Martin Jol’s Hamburg, plagued by injuries and suspensions throughout the season, were in the running for the Bundesliga title until three weeks from the end. They also reached the German Cup and UEFA Cup semi-finals where they lost to rivals Werder Bremen. And that is the really bitter part.
Werder, their rivals in northern Germany, eliminated them in both competitions and a week later also inflicted a Bundesliga defeat that dashed all of Hamburg’s title hopes.
Wolfsburg are only 90 minutes away from winning their first German championship and they have equalled or broken several records in achieving that.
No other team have ever had two strikers score 20 goals or more in a Bundesliga season. Grafite has 26, Edin Dzeko 25.
It was clear from the start that Felix Magath’s move to VfL Wolfsburg in 2007, after winning consecutive league and cup doubles with Bayern Munich, was a step backwards before another big step forward.
No one really expected them to be top of the table with three matches left this season. Magath himself said the team had met their targets earlier than expected.
What have the UEFA Cup and the Eurovision song contest got in common?
A) Some people don’t take them as seriously as they could.
B) They give lesser known participants the chance to appear on prime-time TV.
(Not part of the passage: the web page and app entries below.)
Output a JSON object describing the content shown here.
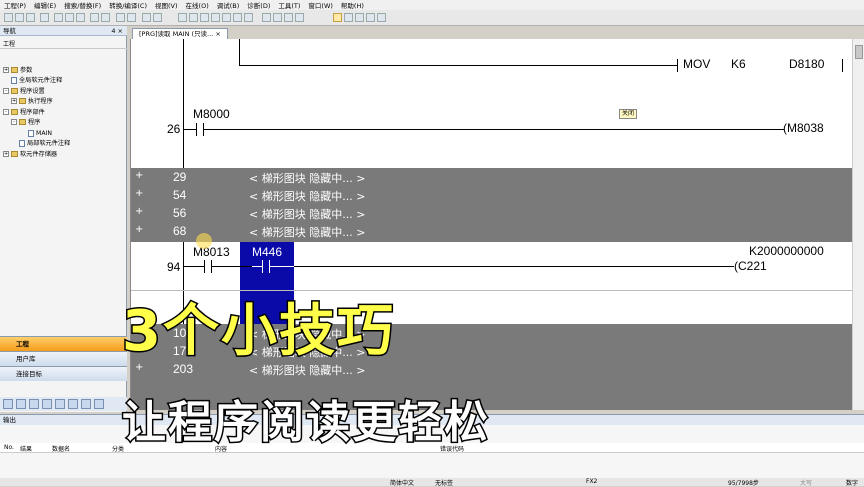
{
  "menubar": [
    "工程(P)",
    "编辑(E)",
    "搜索/替换(F)",
    "转换/编译(C)",
    "视图(V)",
    "在线(O)",
    "调试(B)",
    "诊断(D)",
    "工具(T)",
    "窗口(W)",
    "帮助(H)"
  ],
  "nav": {
    "title": "导航",
    "pin": "4 ×",
    "section": "工程",
    "tree": [
      "参数",
      "全局软元件注释",
      "程序设置",
      "执行程序",
      "程序部件",
      "程序",
      "MAIN",
      "局部软元件注释",
      "软元件存储器"
    ],
    "buttons": {
      "project": "工程",
      "library": "用户库",
      "connection": "连接目标"
    }
  },
  "tab": {
    "label": "[PRG]读取 MAIN (只读..."
  },
  "ladder": {
    "mov": {
      "instr": "MOV",
      "src": "K6",
      "dst": "D8180"
    },
    "rung26": {
      "step": "26",
      "contact": "M8000",
      "coil": "M8038",
      "chip": "关闭"
    },
    "hidden1": [
      {
        "plus": "+",
        "step": "29",
        "text": "< 梯形图块 隐藏中... >"
      },
      {
        "plus": "+",
        "step": "54",
        "text": "< 梯形图块 隐藏中... >"
      },
      {
        "plus": "+",
        "step": "56",
        "text": "< 梯形图块 隐藏中... >"
      },
      {
        "plus": "+",
        "step": "68",
        "text": "< 梯形图块 隐藏中... >"
      }
    ],
    "rung94": {
      "step": "94",
      "contact1": "M8013",
      "contact2": "M446",
      "setval": "K2000000000",
      "coil": "C221"
    },
    "hidden2": [
      {
        "plus": "+",
        "step": "103",
        "text": "< 梯形图块 隐藏中... >"
      },
      {
        "plus": "+",
        "step": "175",
        "text": "< 梯形图块 隐藏中... >"
      },
      {
        "plus": "+",
        "step": "203",
        "text": "< 梯形图块 隐藏中... >"
      }
    ]
  },
  "output": {
    "title": "输出",
    "columns": [
      "No.",
      "结果",
      "数据名",
      "分类",
      "内容",
      "错误代码"
    ]
  },
  "statusbar": {
    "lang": "简体中文",
    "label": "无标签",
    "plc": "FX2",
    "steps": "95/7998步",
    "mode": "大写",
    "num": "数字"
  },
  "caption": {
    "line1": "3个小技巧",
    "line2": "让程序阅读更轻松"
  },
  "colors": {
    "selection": "#0a0aa8",
    "hidden_row": "#7a7a7a",
    "caption_main": "#ffff4a"
  }
}
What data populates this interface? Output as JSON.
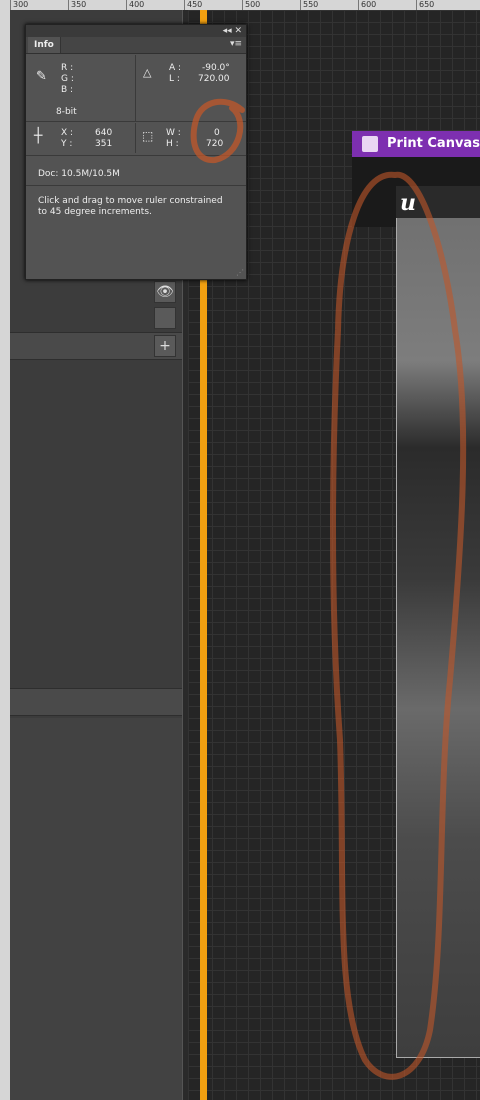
{
  "ruler": {
    "ticks": [
      "300",
      "350",
      "400",
      "450",
      "500",
      "550",
      "600",
      "650"
    ]
  },
  "info_panel": {
    "collapse_glyph": "◂◂ ✕",
    "tab_label": "Info",
    "menu_glyph": "▾≡",
    "rgb": {
      "r_label": "R :",
      "g_label": "G :",
      "b_label": "B :"
    },
    "bit_depth": "8-bit",
    "angle": {
      "a_label": "A :",
      "a_value": "-90.0°",
      "l_label": "L :",
      "l_value": "720.00"
    },
    "position": {
      "x_label": "X :",
      "x_value": "640",
      "y_label": "Y :",
      "y_value": "351"
    },
    "size": {
      "w_label": "W :",
      "w_value": "0",
      "h_label": "H :",
      "h_value": "720"
    },
    "doc": "Doc: 10.5M/10.5M",
    "hint": "Click and drag to move ruler constrained to 45 degree increments."
  },
  "ue_window": {
    "title": "Print Canvas R"
  },
  "panel_icons": {
    "eye": "👁",
    "plus": "+"
  },
  "colors": {
    "guide": "#f2a011",
    "ue_title_bar": "#7d2fb0",
    "scribble": "#c0572a"
  }
}
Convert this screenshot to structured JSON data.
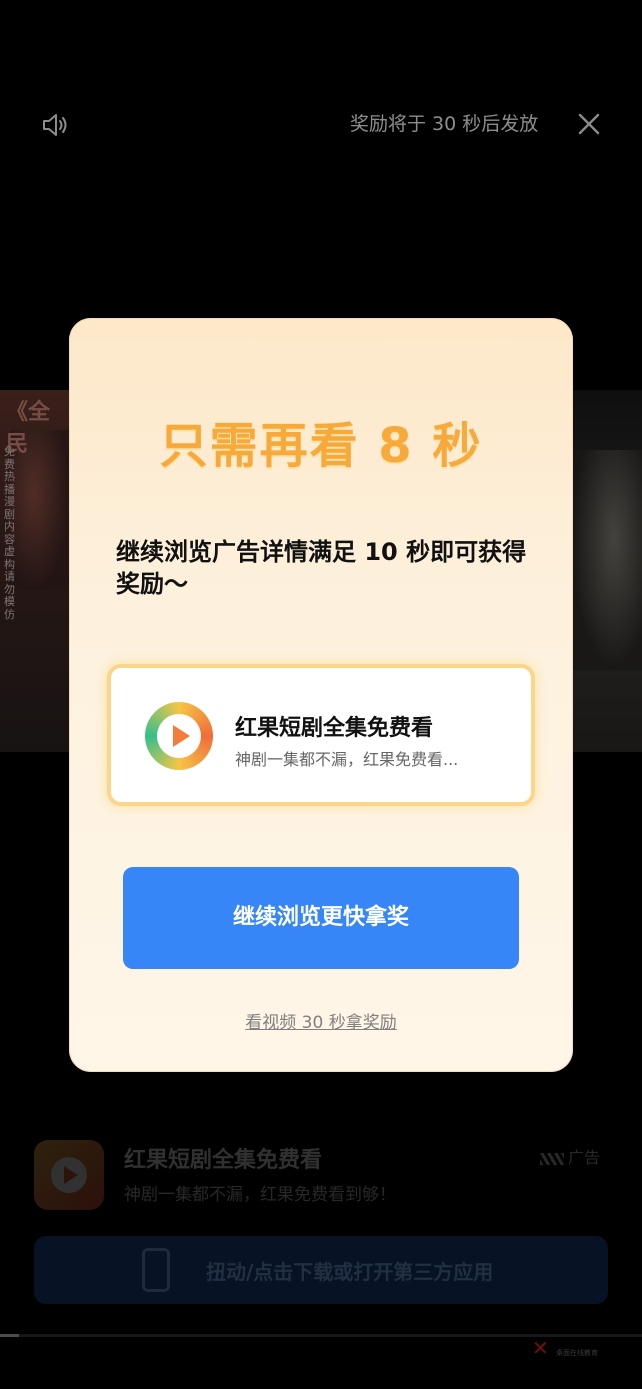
{
  "topbar": {
    "sound_icon": "speaker-icon",
    "reward_text": "奖励将于 30 秒后发放",
    "close_icon": "close-icon"
  },
  "video": {
    "title": "《全民",
    "side_text": "免费热播漫剧内容虚构请勿模仿"
  },
  "dialog": {
    "title": "只需再看 8 秒",
    "description": "继续浏览广告详情满足 10 秒即可获得奖励～",
    "card": {
      "icon": "play-icon",
      "title": "红果短剧全集免费看",
      "subtitle": "神剧一集都不漏，红果免费看..."
    },
    "cta_label": "继续浏览更快拿奖",
    "link_label": "看视频 30 秒拿奖励"
  },
  "bottom_ad": {
    "title": "红果短剧全集免费看",
    "subtitle": "神剧一集都不漏，红果免费看到够！",
    "badge": "广告",
    "download_label": "扭动/点击下载或打开第三方应用"
  },
  "progress": {
    "value": 0.03
  },
  "watermark": {
    "text": "桌面在线教育"
  },
  "colors": {
    "title_orange": "#f7a93a",
    "cta_blue": "#3786f7",
    "dialog_bg": "#fdf1de"
  }
}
C) East European countries have started to dominate them
And the answer, I’m starting to think, is C … because of A and B.
This year will be the third year in the past six that an ex-Soviet team plays in the UEFA Cup final after victories by Russian sides Zenit St Petersburg last year and CSKA Moscow in 2005.
Watching Shakhtar Donetsk’s dramatic victory over fellow Ukrainian team Dynamo Kiev, I wondered why eastern European teams were enjoying such a love affair with a competition others have lost their passion for.
Having seen the changes at the top of the Bundesliga in the past few months you cannot help but feel sorry for newcomers Hoffenheim, who have played some of the most exciting football this season.
They won promotion last year and halfway through the season they topped the standings in a sensational run. They shared the top spot at the halfway mark with Bayern Munich but were ahead on goal difference and style of play.
Former Germany goalkeeper Jens Lehmann is no stranger to controversy. But in recent weeks he has stirred up a debate despite being in the twilight of his playing days.
First he delayed the publication of his memoirs for next year and then signed another one-year contract extension with Stuttgart after saying last year this was his final season.
It is now widely accepted that, after a long stint as the world’s most glamorous championship in the 1980s and 90s, Serie A has fallen behind the Premier League and Spain’s Primera Liga.
Problems with hooliganism and the 2006 match-fixing scandal have not helped and attention is now moving to whether the Italian top flight can repel competition from the Bundesliga for third place.
German media have already decided that Grafite’s brilliant 77th-minute solo goal in Wolfsburg’s 5-1 win over Bayern Munich on Saturday is the goal of the year.
He somehow managed to elude five Bayern players before scoring with a cheeky backheel.
Schalke 04 had high hopes for the 2008/09 season but after only a few weeks it was clear the pre-season favourites, with only three wins in the first nine league matches, were just non-starters.
Coach Fred Rutten saw things go even worse as they were eliminated from the Champions League, then the UEFA Cup and were even dumped out of the German Cup by second-division Mainz.
Wolfsburg coach Felix Magath was asked two weeks ago, after his team won their fifth consecutive league match, whether they could become German champions
“If we win all our 11 remaining fixtures then we can be champions,” he told the reporter with a hint of sarcasm. “But we are not title contenders, let’s make this clear,” he quickly added.